The screen industry in the Australian state of Victoria has so far largely escaped the ravages of the country’s worst-ever natural disaster, the voracious weekend bushfires that have claimed at least 173 lives.Vet TV presenter Brian Naylor, who anchored the Network Nine News for 20 years before his retirement in 1998, and his wife Moiree are confirmed dead with the death toll expected to rise; veteran “Blue Heelers” thesp Reg Evans is among the missing. Victoria has long promoted its diverse pristine natural locations within close proximity of the capital, Melbourne, as a reason for shooting in the state. Now Nick McMahon, CEO of TV production company Crawfords Australia, which has an eight-acre studio complex in the city, says the ferocity of the fires, including the blaze in the rain forests near Kinglake, will alter production plans for years. “It’s going to take a long while for these places to recover because the timber growth was so old, but there are other areas,” he told Daily Variety. Fires have burned some 1,000 homes and thousands of acres since flaring up at the end of last week, fueled by high winds and following a week of temperatures above 100 degrees.

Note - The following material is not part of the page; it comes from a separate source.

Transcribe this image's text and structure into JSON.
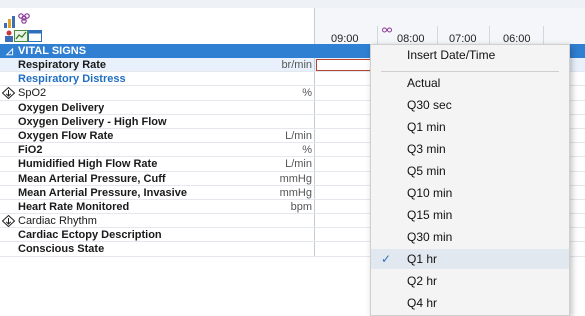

On Tuesday they continued to threaten towns north and east of Melbourne. Towns destroyed or partially burned include the popular filming locations of Flowerdale, where Paramount lensed “Charlotte’s Web” in 2005, and Marysville, where TV movie “Little Oberon” was shot the previous year. Production of Southern Star TV skein “Bed of Roses” is unaffected despite the use of locations in Gippsland near where some fires are burning. Other productions are Melbourne-based and unaffected because strong winds are driving the blaze away from the city.